by Sergio Brinkhuis
previewed on PC
For us, Gamescom is two days filled with back-to-back meetings. It’s unusual that we see a game that we did not expect to see beforehand. Stygian: Reign of the Old Ones was one of those rare games that took us by complete surprise, and damn am I glad it did.
Stygian: Reign of the Old Ones is a Lovecraft inspired Role-Playing Game that looks like nothing you’ve ever seen before. Its handcrafted visuals give it all the hallmarks of one a high quality point and click adventure game. Its rich, detailed story further adds to that idea, yet as soon as you start playing, you realize it really is an RPG.

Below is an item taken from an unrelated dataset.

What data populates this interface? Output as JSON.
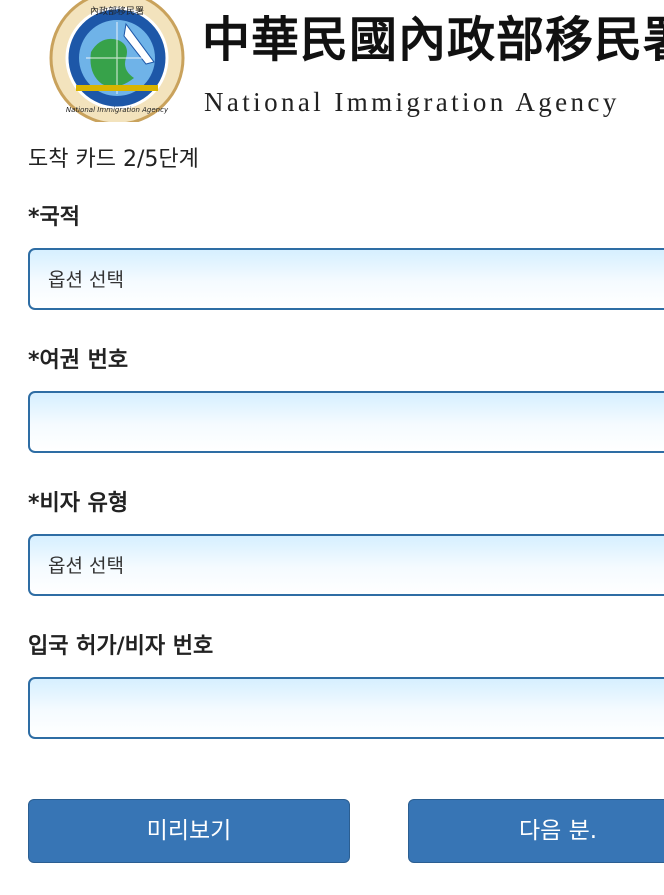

The game is set in the city of Arkham (fun fact: the town of Arkham was not created for Batman, Lovecraft magicked it into existence in the 1920’s) where everything is not right at all. The town is stuck between dimensions, sitting half way between our Earth and an alternate one. Horrific creatures are attacking the townsfolk on a daily basis, food and other resources are running low and it seems only a matter of time that the last surviving humans will be overrun. A strange person called the Dismal Man appears to know more about what is going on. Is he responsible for the disaster that fell upon Arkham? Does he know a way out? You decide to track him down and find out.
The game starts in the Old Eel Inn, a dark, drab, joyless place but apparently your current home as you’ve been lodging there since the day Arkham left Earth’s reality. You’ve run up quite the tab and the bartender seems less than pleased that he’s still not paid. He grudgingly agrees, though, that he may inherit your meager possessions sooner rather than later due to Arkham’s perilous situation. A large sign leaning against the bar reads “The cook is dead, only serving cans.” Welcome in hell.
Character creation is wonderfully intricate. Not only do you chose from Lovecraftian archetypes like the Soldier, the Academic and the Aristocrat, you’re also picking your characters age. This is not just for show. Physique, ability to cope with the horrors at hand, and wisdom are all affected by age. You also pick a background for your character, which is tied to the archetype. The soldier for instance, gets to pick between having been an intelligence officer, a private in the army, or a bodyguard. These affect your ability to fight, gather information and more.
Many of the character stats and traits feed into Stygian’s belief system, which largely revolves around sanity. Witnessing horrific events will lower your sanity. If your sanity reaches 0, it’s game over. It sounds like it’s a one-on-one swap with health points, but nothing could be farther from the truth. Your character’s interactions with the world and its inhabitants changes according to his sanity. Your sane self may hit a brick wall talking to an insane character, but come back when your own sanity is low and you’re probably able to understand what he’s trying to say much better.
Sanity is also the source of your magical powers. You can literally spellcast yourself to death. Luckily, a variety of melee and ranged weapons can be found throughout the game so there are other ways to protect yourself.
Sanity can be gained by doing good deeds, and by using drugs or drinking booze. The latter two are addictive though, putting more strain on your daily requirements. It may be hard to avoid taking them though, so it’s best to stay stocked up. Richter’s Drugs has all the drugs you’ll ever need, and its proprietor, a shade former businessman named Richter, will be happy to supply you with whatever you need - at outrageous prices of course.
Stygian’s turn based combat sessions have a few fun little twists to it. Most if it plays out as you’d expect, but you’ll start seeing some odd happenings before long. One type of enemies, called Lunatics, do their name justice by being completely unpredictable. They may suddenly walk the other direction, or charge you, or even do something stupid enough to kill themselves. You’re also not required to win every battle. In fact, I would not be surprised if you’re not better off running away from most. At some point during combat, escape paths will appear. How far away they will be depends on the enemy that is furthest away from you.
Even running away will only keep you safe for so long though. This is a game about horror, about despair, about losing things, including your humanity. As you descend further into madness, you gain “Angst” experience. Once you reach a certain level, you’ll be forced to choose a defect, which is almost always a negative perk.
Stygian: Reign of the Old Ones is an utterly strange game, and I loved every minute that I spent with it. It’s quirky, it’s beautiful, it’s eerie, it’s odd, it’s… not available until 2019. Oh no! I hit my next Angst level - I pick… “goes bonkers seeing weird games” as my defect.